  • Intense competition at the top of the hierarchy promotes ruthlessness,
  • Complicated organisational structures make the route to success unclear,
  • Performance is poorly defined leading players to obfuscate,
  • There’s lots of change and therefore opportunities for the ambitious, or
  • There’s no change and promotions are scarce.

Engaging in office politics while maintaining your integrity means combining your ambition with good ethics, and there are clear advantages to doing so.


1990s management writer John DeLuca discovered that executives who chose to pursue a positive, “savvy” approach to office politics were three times as likely to be happy and successful at work, and were able to grow social networks three times larger than their more conniving colleagues.

Being savvy is about acquiring political skills which help you shine without alienating your colleagues – your power base. Displaying integrity in the office is about being:

1) Socially astute – You’re able to “pick up the clues and cues” from your interactions with superiors and colleagues, and react positively.

2) Persuasive – You’re able to charm and cajole without putting others’ backs up, and you have the flexibility to hone your argument by being able to see the debate from alternative viewpoints.

3) Sincere – You’re authentic. You understand others’ emotions and respond in a way that implies that “what you see is what you get”.

4) Cohesive – You’re the lynchpin of a large network of formal and informal connections that helps you build your success.


Being savvy is an attribute you can learn. Try to create a relationship with your boss that makes him or her a supporter; be a team player who makes friends everywhere and who cultivates alliances with those in power; demonstrate your commitment to the organisation through your track record, and don’t overplay your hand by bragging – simply report your progress and let it speak for itself.

If you live by the sword, you die by the sword – so leave the hatchet men and women to wipe each other out.
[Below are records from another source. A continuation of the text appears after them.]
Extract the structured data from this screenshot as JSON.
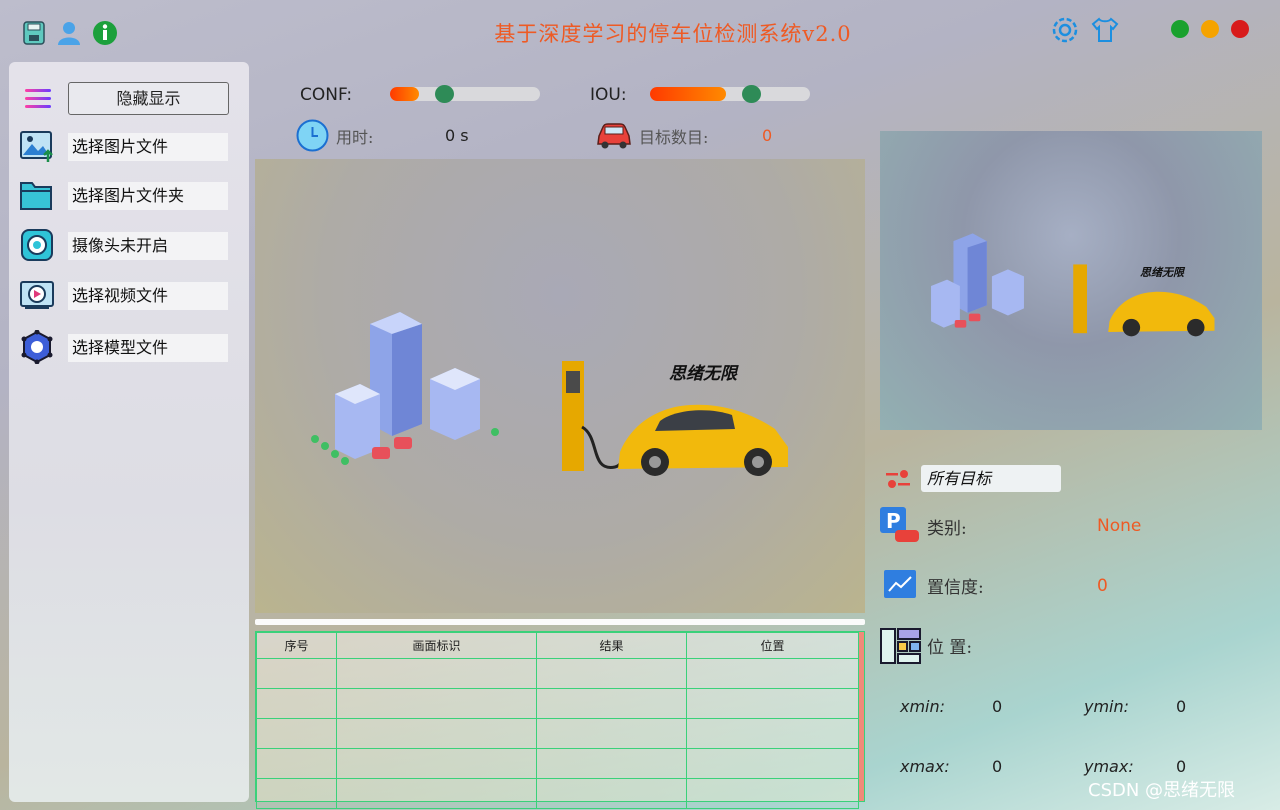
{
  "window": {
    "title": "基于深度学习的停车位检测系统v2.0",
    "controls": {
      "colors": [
        "#1aa12e",
        "#f5a300",
        "#d81b1b"
      ]
    }
  },
  "sidebar": {
    "toggle_label": "隐藏显示",
    "items": [
      {
        "label": "选择图片文件",
        "icon": "image-upload-icon"
      },
      {
        "label": "选择图片文件夹",
        "icon": "folder-icon"
      },
      {
        "label": "摄像头未开启",
        "icon": "camera-icon"
      },
      {
        "label": "选择视频文件",
        "icon": "video-icon"
      },
      {
        "label": "选择模型文件",
        "icon": "model-icon"
      }
    ]
  },
  "controls": {
    "conf_label": "CONF:",
    "conf_value": 0.25,
    "iou_label": "IOU:",
    "iou_value": 0.5
  },
  "stats": {
    "time_label": "用时:",
    "time_value": "0 s",
    "count_label": "目标数目:",
    "count_value": "0"
  },
  "image": {
    "watermark_text": "思绪无限"
  },
  "table": {
    "headers": [
      "序号",
      "画面标识",
      "结果",
      "位置"
    ],
    "rows": [
      [
        "",
        "",
        "",
        ""
      ],
      [
        "",
        "",
        "",
        ""
      ],
      [
        "",
        "",
        "",
        ""
      ],
      [
        "",
        "",
        "",
        ""
      ],
      [
        "",
        "",
        "",
        ""
      ]
    ]
  },
  "detail": {
    "target_select": "所有目标",
    "class_label": "类别:",
    "class_value": "None",
    "conf_label": "置信度:",
    "conf_value": "0",
    "pos_label": "位 置:",
    "xmin_label": "xmin:",
    "xmin": "0",
    "ymin_label": "ymin:",
    "ymin": "0",
    "xmax_label": "xmax:",
    "xmax": "0",
    "ymax_label": "ymax:",
    "ymax": "0"
  },
  "footer": {
    "watermark": "CSDN @思绪无限"
  },
  "colors": {
    "accent": "#ee5a24",
    "slider_knob": "#2e8b57",
    "table_border": "#3ad17a"
  }
}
As a savvy leader, you win by being the unifying individual with the “can-do” attitude who always gets the job done.

Source Article: Savvy And Skillful: A New Look At Office Politics
Author(s): Adrian Furnham